What needs to be done -> Report all lines of the data below that hold the word "subtitle".

Record excerpts ->
# # # # # # #

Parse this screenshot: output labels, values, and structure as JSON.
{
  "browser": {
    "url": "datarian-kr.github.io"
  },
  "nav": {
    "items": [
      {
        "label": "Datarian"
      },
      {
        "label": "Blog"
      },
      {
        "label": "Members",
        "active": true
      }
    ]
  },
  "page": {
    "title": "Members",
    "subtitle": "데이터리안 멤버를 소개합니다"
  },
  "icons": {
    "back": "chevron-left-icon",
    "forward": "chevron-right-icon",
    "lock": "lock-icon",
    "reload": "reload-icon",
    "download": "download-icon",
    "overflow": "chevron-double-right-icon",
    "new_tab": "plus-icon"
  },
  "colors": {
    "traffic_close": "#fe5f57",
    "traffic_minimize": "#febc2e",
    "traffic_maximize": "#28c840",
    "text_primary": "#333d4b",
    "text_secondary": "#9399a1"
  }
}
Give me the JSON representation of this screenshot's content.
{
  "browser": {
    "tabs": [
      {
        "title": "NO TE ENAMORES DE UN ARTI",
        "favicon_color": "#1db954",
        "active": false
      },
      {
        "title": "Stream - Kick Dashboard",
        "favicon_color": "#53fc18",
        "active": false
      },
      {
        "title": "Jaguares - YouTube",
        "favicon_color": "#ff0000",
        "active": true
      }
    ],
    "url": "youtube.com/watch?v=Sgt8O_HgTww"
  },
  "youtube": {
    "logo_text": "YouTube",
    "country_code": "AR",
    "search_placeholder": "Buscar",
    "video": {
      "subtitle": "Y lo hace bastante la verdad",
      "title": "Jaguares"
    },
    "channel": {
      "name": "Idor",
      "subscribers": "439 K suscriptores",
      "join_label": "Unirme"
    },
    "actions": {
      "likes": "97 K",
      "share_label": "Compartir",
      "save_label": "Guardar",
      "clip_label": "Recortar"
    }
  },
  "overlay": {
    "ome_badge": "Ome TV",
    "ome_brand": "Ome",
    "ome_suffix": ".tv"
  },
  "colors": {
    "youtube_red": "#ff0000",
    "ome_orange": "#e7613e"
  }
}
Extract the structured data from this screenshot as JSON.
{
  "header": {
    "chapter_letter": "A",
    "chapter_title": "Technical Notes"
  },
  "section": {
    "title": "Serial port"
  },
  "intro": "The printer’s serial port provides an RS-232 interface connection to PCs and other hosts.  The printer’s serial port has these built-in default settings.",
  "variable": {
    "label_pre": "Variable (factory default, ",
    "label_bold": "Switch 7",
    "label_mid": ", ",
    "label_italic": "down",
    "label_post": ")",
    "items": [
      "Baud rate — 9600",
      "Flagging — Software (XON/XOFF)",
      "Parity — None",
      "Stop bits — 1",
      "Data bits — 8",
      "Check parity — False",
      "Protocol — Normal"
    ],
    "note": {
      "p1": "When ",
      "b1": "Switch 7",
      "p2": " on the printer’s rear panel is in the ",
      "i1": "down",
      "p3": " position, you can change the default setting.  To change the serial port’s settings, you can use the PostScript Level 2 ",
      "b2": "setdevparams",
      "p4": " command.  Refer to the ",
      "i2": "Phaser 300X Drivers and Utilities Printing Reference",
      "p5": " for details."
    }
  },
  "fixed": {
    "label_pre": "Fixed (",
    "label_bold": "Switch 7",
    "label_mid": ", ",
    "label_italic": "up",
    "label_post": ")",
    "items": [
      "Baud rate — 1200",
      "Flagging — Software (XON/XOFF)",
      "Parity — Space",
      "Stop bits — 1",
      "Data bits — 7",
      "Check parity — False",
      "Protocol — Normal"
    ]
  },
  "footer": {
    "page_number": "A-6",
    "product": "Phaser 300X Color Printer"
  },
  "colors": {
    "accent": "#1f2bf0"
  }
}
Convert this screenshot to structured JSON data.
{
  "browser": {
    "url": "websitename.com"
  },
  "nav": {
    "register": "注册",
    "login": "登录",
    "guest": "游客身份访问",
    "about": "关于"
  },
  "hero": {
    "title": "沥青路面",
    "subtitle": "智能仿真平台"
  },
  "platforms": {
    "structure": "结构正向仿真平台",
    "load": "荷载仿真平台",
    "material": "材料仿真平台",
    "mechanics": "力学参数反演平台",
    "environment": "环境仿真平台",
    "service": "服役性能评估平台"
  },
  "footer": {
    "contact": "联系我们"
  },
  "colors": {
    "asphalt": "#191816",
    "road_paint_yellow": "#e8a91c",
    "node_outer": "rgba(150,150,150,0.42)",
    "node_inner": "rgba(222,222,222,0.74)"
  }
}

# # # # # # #

Expected answer ->
    "subtitle": "데이터리안 멤버를 소개합니다"
      "subtitle": "Y lo hace bastante la verdad",
    "subtitle": "智能仿真平台"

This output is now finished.